  9. Thanks magnolia, I'm going to try a hold at around ^05 I think, and then reduce. I've just lit the kiln. Everyone cross fingers please!
  10. Thanks! I'll move the burner further away for sure then. I'm planning to fire raw glazed pots so I suppose I'll have to have the lid propped wide, and maybe look into some kind of pilot attachment... I plan to try follow what I read Neil suggest in another post about the firing schedule. I'll start firing with the lid off, then shut it and make sure no water coming from pots before increasing temp as fast as I dare without stuff blowing up. At cone 08 I plan to start reduction for 45 mins. From what I can tell the best way for me to do this is to cover the chimney with a brick gradually until flames are coming evenly out of the top and bottom spy holes? And to 'stall it out' I suppose adjust burner power to maintain temp... After 45 mins I plan to go to neutral atmosphere, so uncover the chimney most of the way I suppose.

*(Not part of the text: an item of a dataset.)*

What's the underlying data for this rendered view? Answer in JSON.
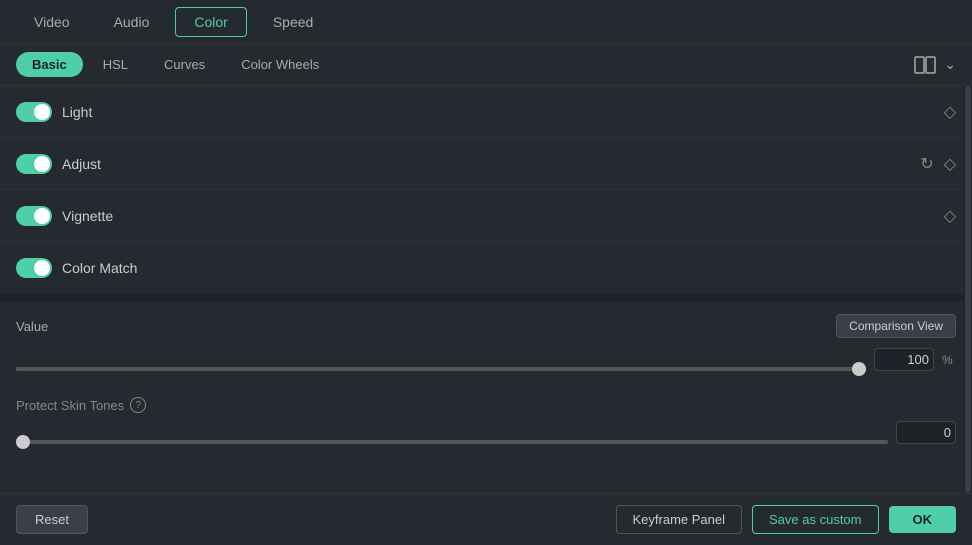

Hopefully the temp will get high enough to bend cone 8. Not sure if I'm going to be able to tell what's going on with the atmosphere really. Apart from reading reduction firing has long smokey flame, I don't know if you can tell difference in oxidation vs neutral without an oxygen probe?
  11. I've just done a little test firing. I was mainly wanting to try my burner out but ended up getting the kiln to about 600 degrees, with no pots in. Having never done a gas firing before I'm not sure, but it seems the kiln climbs in temp fairly fast - I know it will get a lot slower at higher temperatures. I struggled a bit to keep the kiln below 100 celcius, even with the lid propped a few inches. Is this standard practice when getting rid of water? I know my burner is quite oversized for the kiln. I couldn't get my flame any lower without it blowing out. In the end I just about managed to keep it just below 100 degrees. I couldn't feel any heat coming out of the chimney join, even at the end of the firing, so I'm pleased and will leave the ceramic fibre off there for now. One thing I'm not sure of is how far my burner should be inside the kiln. The attached image shows where I started it, and I moved it in about an inch when I turned the gas up. I did a spreadsheet log of my temp rise but not sure how to post it here. Basically it took about 40 minutes to go from 200c to 600c , with the gas still very low. The flame was still mainly yellow throughout, which I think is normal at lower temperatures?
  12. tomhumf

    Recent pinhole struggles

    Just to throw a spanner in the works... Aside from your bisque ideas, does your pinholing occur on all glazes? Maybe try some other glazes, or try longer glaze firing to see if the pinholes heal over?
  13. Just to attach to a handheld pyrometer, so I can check temp rise. I'll be using cones too.
  14. Stupid question alert! I've never used a thermocouple. I'm guessing they are intended to be pushed in all the way so the collar bit is flush... There is some plastic around the wires which I guess will melt if I do this. It's not a totally snug fit as the ceramic bits are slightly oval.
×

Important Information

By using this site, you agree to our Terms of Use.